Your objective >> Apart from the images, reproduce every record word for word.

[Opening Given data section]

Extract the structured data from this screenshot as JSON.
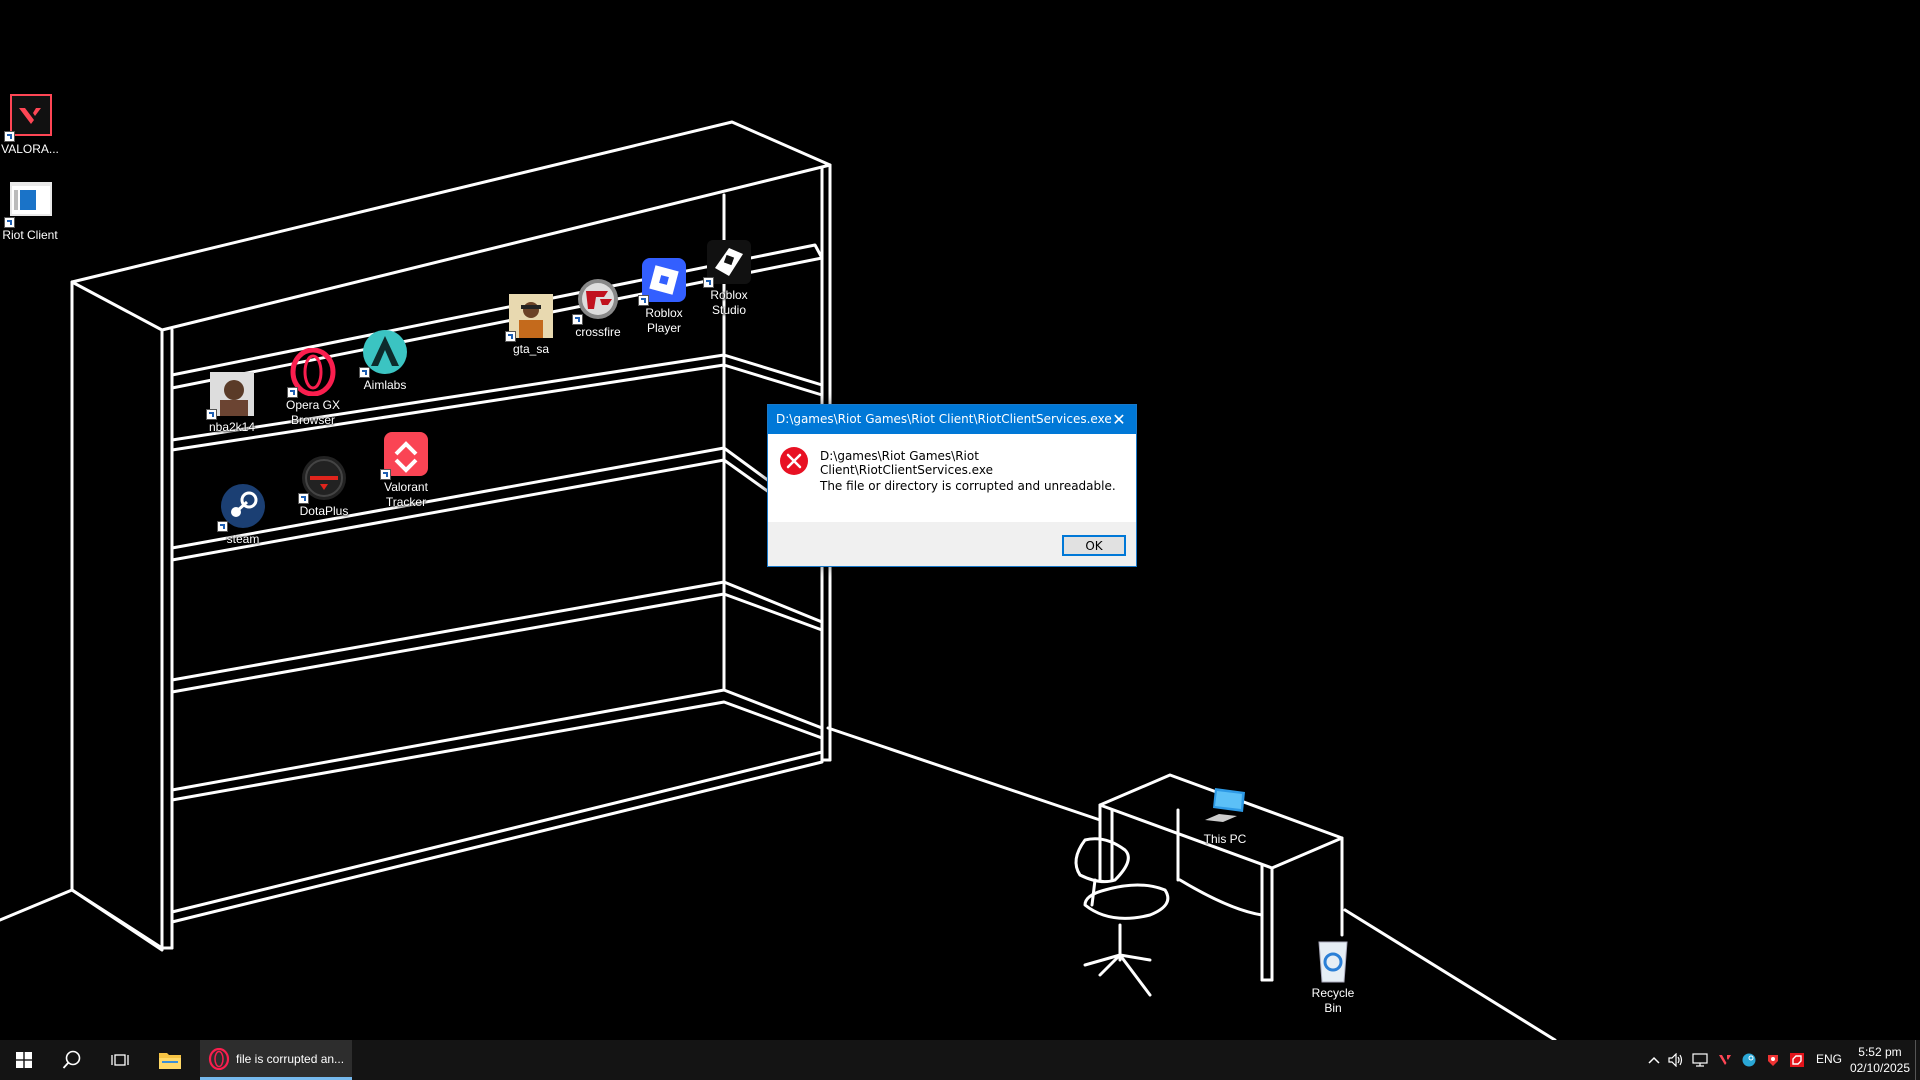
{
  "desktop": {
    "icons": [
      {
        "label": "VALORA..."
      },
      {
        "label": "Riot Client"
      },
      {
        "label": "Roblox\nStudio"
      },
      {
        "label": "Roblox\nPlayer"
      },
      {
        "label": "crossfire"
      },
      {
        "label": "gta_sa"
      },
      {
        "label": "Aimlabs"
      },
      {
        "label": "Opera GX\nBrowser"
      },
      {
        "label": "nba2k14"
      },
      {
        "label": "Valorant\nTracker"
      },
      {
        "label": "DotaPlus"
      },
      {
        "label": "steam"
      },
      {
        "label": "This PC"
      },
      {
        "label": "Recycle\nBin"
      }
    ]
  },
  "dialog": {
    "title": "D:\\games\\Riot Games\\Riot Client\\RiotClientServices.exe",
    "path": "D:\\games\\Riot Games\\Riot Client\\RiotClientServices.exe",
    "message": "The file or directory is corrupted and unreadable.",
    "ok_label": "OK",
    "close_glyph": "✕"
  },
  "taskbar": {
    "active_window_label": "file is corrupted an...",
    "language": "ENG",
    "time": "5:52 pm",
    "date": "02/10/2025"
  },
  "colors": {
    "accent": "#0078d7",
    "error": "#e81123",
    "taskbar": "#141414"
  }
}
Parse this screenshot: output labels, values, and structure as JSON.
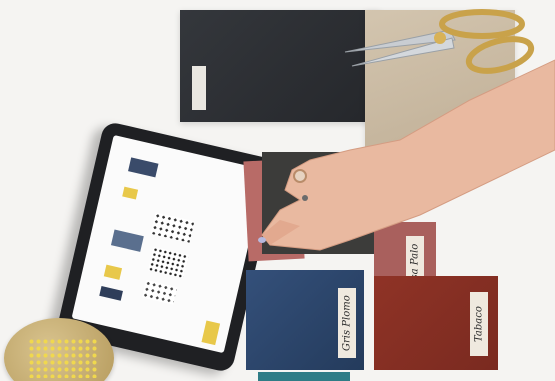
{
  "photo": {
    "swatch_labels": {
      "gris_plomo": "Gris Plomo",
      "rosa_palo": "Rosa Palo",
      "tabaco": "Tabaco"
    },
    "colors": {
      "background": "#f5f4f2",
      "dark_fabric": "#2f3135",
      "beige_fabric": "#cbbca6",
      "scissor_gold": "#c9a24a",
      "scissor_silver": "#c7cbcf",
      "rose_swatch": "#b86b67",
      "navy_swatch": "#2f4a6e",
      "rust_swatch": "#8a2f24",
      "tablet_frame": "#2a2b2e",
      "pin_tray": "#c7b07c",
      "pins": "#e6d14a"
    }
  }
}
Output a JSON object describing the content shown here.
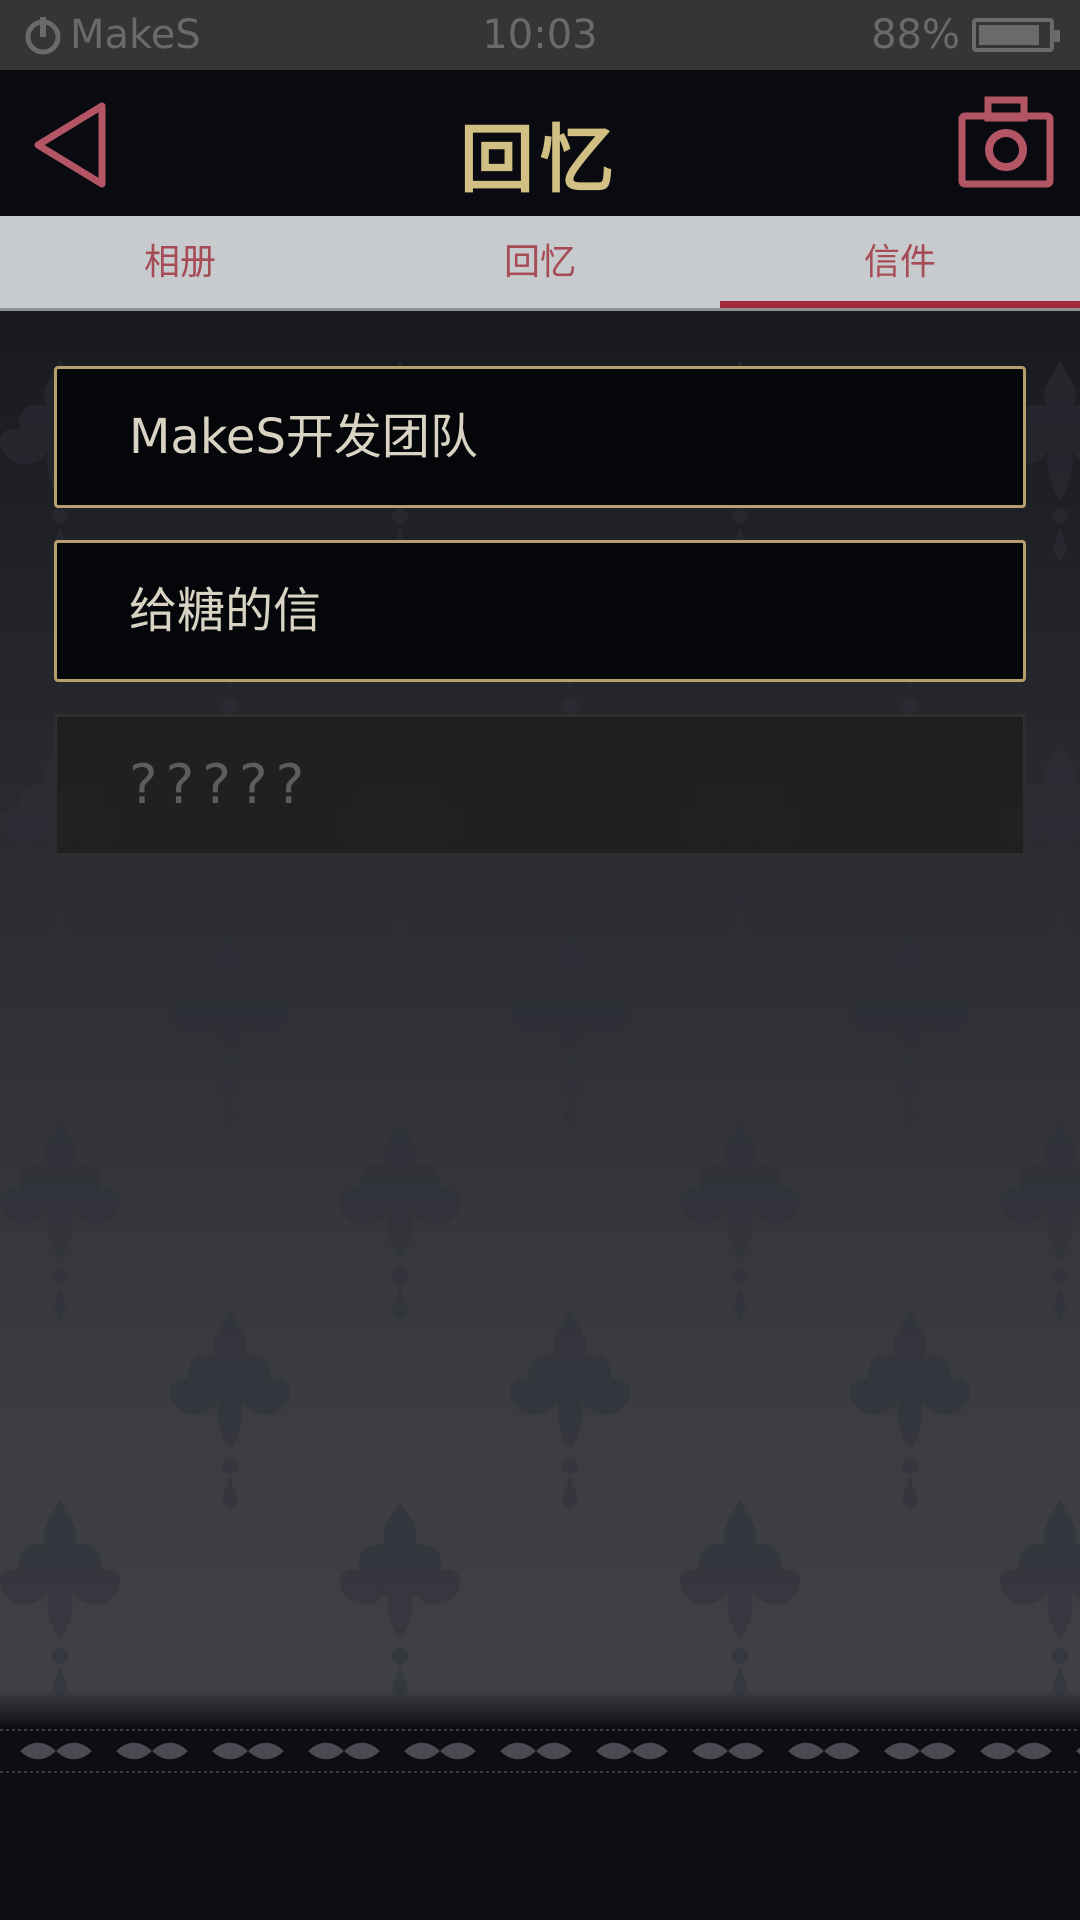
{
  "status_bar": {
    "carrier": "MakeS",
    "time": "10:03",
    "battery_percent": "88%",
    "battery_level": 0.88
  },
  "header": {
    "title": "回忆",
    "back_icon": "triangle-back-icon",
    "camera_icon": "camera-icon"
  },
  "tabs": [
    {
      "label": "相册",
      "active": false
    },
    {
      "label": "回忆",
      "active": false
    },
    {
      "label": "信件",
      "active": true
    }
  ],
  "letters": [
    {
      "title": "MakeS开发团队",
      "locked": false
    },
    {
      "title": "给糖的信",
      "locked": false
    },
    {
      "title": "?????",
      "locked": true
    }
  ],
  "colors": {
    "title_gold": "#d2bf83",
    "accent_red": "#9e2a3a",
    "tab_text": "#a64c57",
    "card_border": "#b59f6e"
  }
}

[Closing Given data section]

Expected answer >>
Extract the structured data from this screenshot as JSON.
{
  "desktop": {
    "icons": [
      {
        "label": "VALORA..."
      },
      {
        "label": "Riot Client"
      },
      {
        "label": "Roblox\nStudio"
      },
      {
        "label": "Roblox\nPlayer"
      },
      {
        "label": "crossfire"
      },
      {
        "label": "gta_sa"
      },
      {
        "label": "Aimlabs"
      },
      {
        "label": "Opera GX\nBrowser"
      },
      {
        "label": "nba2k14"
      },
      {
        "label": "Valorant\nTracker"
      },
      {
        "label": "DotaPlus"
      },
      {
        "label": "steam"
      },
      {
        "label": "This PC"
      },
      {
        "label": "Recycle\nBin"
      }
    ]
  },
  "dialog": {
    "title": "D:\\games\\Riot Games\\Riot Client\\RiotClientServices.exe",
    "path": "D:\\games\\Riot Games\\Riot Client\\RiotClientServices.exe",
    "message": "The file or directory is corrupted and unreadable.",
    "ok_label": "OK",
    "close_glyph": "✕"
  },
  "taskbar": {
    "active_window_label": "file is corrupted an...",
    "language": "ENG",
    "time": "5:52 pm",
    "date": "02/10/2025"
  },
  "colors": {
    "accent": "#0078d7",
    "error": "#e81123",
    "taskbar": "#141414"
  }
}
Parse this screenshot: output labels, values, and structure as JSON.
{
  "photo": {
    "swatch_labels": {
      "gris_plomo": "Gris Plomo",
      "rosa_palo": "Rosa Palo",
      "tabaco": "Tabaco"
    },
    "colors": {
      "background": "#f5f4f2",
      "dark_fabric": "#2f3135",
      "beige_fabric": "#cbbca6",
      "scissor_gold": "#c9a24a",
      "scissor_silver": "#c7cbcf",
      "rose_swatch": "#b86b67",
      "navy_swatch": "#2f4a6e",
      "rust_swatch": "#8a2f24",
      "tablet_frame": "#2a2b2e",
      "pin_tray": "#c7b07c",
      "pins": "#e6d14a"
    }
  }
}
Output a JSON object describing the content shown here.
{
  "status_bar": {
    "carrier": "MakeS",
    "time": "10:03",
    "battery_percent": "88%",
    "battery_level": 0.88
  },
  "header": {
    "title": "回忆",
    "back_icon": "triangle-back-icon",
    "camera_icon": "camera-icon"
  },
  "tabs": [
    {
      "label": "相册",
      "active": false
    },
    {
      "label": "回忆",
      "active": false
    },
    {
      "label": "信件",
      "active": true
    }
  ],
  "letters": [
    {
      "title": "MakeS开发团队",
      "locked": false
    },
    {
      "title": "给糖的信",
      "locked": false
    },
    {
      "title": "?????",
      "locked": true
    }
  ],
  "colors": {
    "title_gold": "#d2bf83",
    "accent_red": "#9e2a3a",
    "tab_text": "#a64c57",
    "card_border": "#b59f6e"
  }
}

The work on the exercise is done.